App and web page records
•••

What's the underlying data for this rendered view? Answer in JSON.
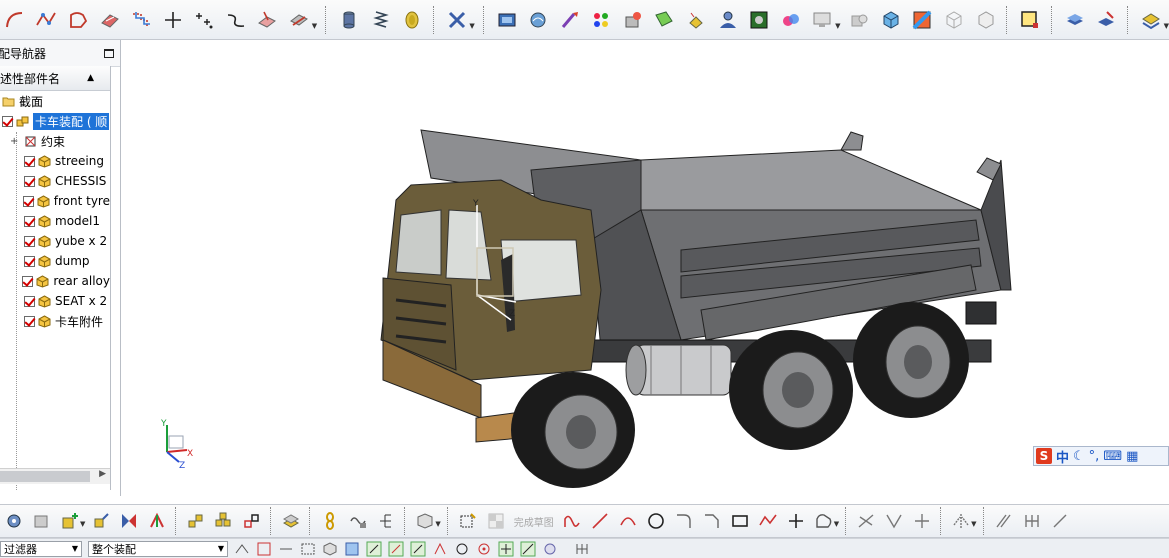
{
  "navigator": {
    "title": "配导航器",
    "column_header": "述性部件名",
    "tree": [
      {
        "label": "截面",
        "type": "folder",
        "indent": 0,
        "checked": false
      },
      {
        "label": "卡车装配 ( 顺",
        "type": "assembly",
        "indent": 0,
        "checked": true,
        "selected": true
      },
      {
        "label": "约束",
        "type": "constraints",
        "indent": 1,
        "checked": false,
        "expander": "+"
      },
      {
        "label": "streeing",
        "type": "part",
        "indent": 1,
        "checked": true
      },
      {
        "label": "CHESSIS",
        "type": "part",
        "indent": 1,
        "checked": true
      },
      {
        "label": "front tyre",
        "type": "part",
        "indent": 1,
        "checked": true
      },
      {
        "label": "model1",
        "type": "part",
        "indent": 1,
        "checked": true
      },
      {
        "label": "yube x 2",
        "type": "part",
        "indent": 1,
        "checked": true
      },
      {
        "label": "dump",
        "type": "part",
        "indent": 1,
        "checked": true
      },
      {
        "label": "rear alloy",
        "type": "part",
        "indent": 1,
        "checked": true
      },
      {
        "label": "SEAT x 2",
        "type": "part",
        "indent": 1,
        "checked": true
      },
      {
        "label": "卡车附件",
        "type": "part",
        "indent": 1,
        "checked": true
      }
    ]
  },
  "viewport": {
    "triad_labels": {
      "x": "X",
      "y": "Y",
      "z": "Z"
    },
    "model_triad": {
      "x": "X",
      "y": "Y",
      "z": "Z"
    }
  },
  "ime": {
    "logo": "S",
    "mode": "中"
  },
  "bottom_toolbar": {
    "sketch_label": "完成草图"
  },
  "selection_bar": {
    "filter_label": "过滤器",
    "scope_value": "整个装配"
  },
  "colors": {
    "selection": "#1e73d8",
    "cab": "#6b5d3a",
    "dump_body": "#7c7d80",
    "checkmark": "#d40000"
  }
}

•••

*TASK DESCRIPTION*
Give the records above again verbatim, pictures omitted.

*SOLUTION FOR THIS PROBLEM*
What's the underlying data for this rendered view? Answer in JSON.
{
  "navigator": {
    "title": "配导航器",
    "column_header": "述性部件名",
    "tree": [
      {
        "label": "截面",
        "type": "folder",
        "indent": 0,
        "checked": false
      },
      {
        "label": "卡车装配 ( 顺",
        "type": "assembly",
        "indent": 0,
        "checked": true,
        "selected": true
      },
      {
        "label": "约束",
        "type": "constraints",
        "indent": 1,
        "checked": false,
        "expander": "+"
      },
      {
        "label": "streeing",
        "type": "part",
        "indent": 1,
        "checked": true
      },
      {
        "label": "CHESSIS",
        "type": "part",
        "indent": 1,
        "checked": true
      },
      {
        "label": "front tyre",
        "type": "part",
        "indent": 1,
        "checked": true
      },
      {
        "label": "model1",
        "type": "part",
        "indent": 1,
        "checked": true
      },
      {
        "label": "yube x 2",
        "type": "part",
        "indent": 1,
        "checked": true
      },
      {
        "label": "dump",
        "type": "part",
        "indent": 1,
        "checked": true
      },
      {
        "label": "rear alloy",
        "type": "part",
        "indent": 1,
        "checked": true
      },
      {
        "label": "SEAT x 2",
        "type": "part",
        "indent": 1,
        "checked": true
      },
      {
        "label": "卡车附件",
        "type": "part",
        "indent": 1,
        "checked": true
      }
    ]
  },
  "viewport": {
    "triad_labels": {
      "x": "X",
      "y": "Y",
      "z": "Z"
    },
    "model_triad": {
      "x": "X",
      "y": "Y",
      "z": "Z"
    }
  },
  "ime": {
    "logo": "S",
    "mode": "中"
  },
  "bottom_toolbar": {
    "sketch_label": "完成草图"
  },
  "selection_bar": {
    "filter_label": "过滤器",
    "scope_value": "整个装配"
  },
  "colors": {
    "selection": "#1e73d8",
    "cab": "#6b5d3a",
    "dump_body": "#7c7d80",
    "checkmark": "#d40000"
  }
}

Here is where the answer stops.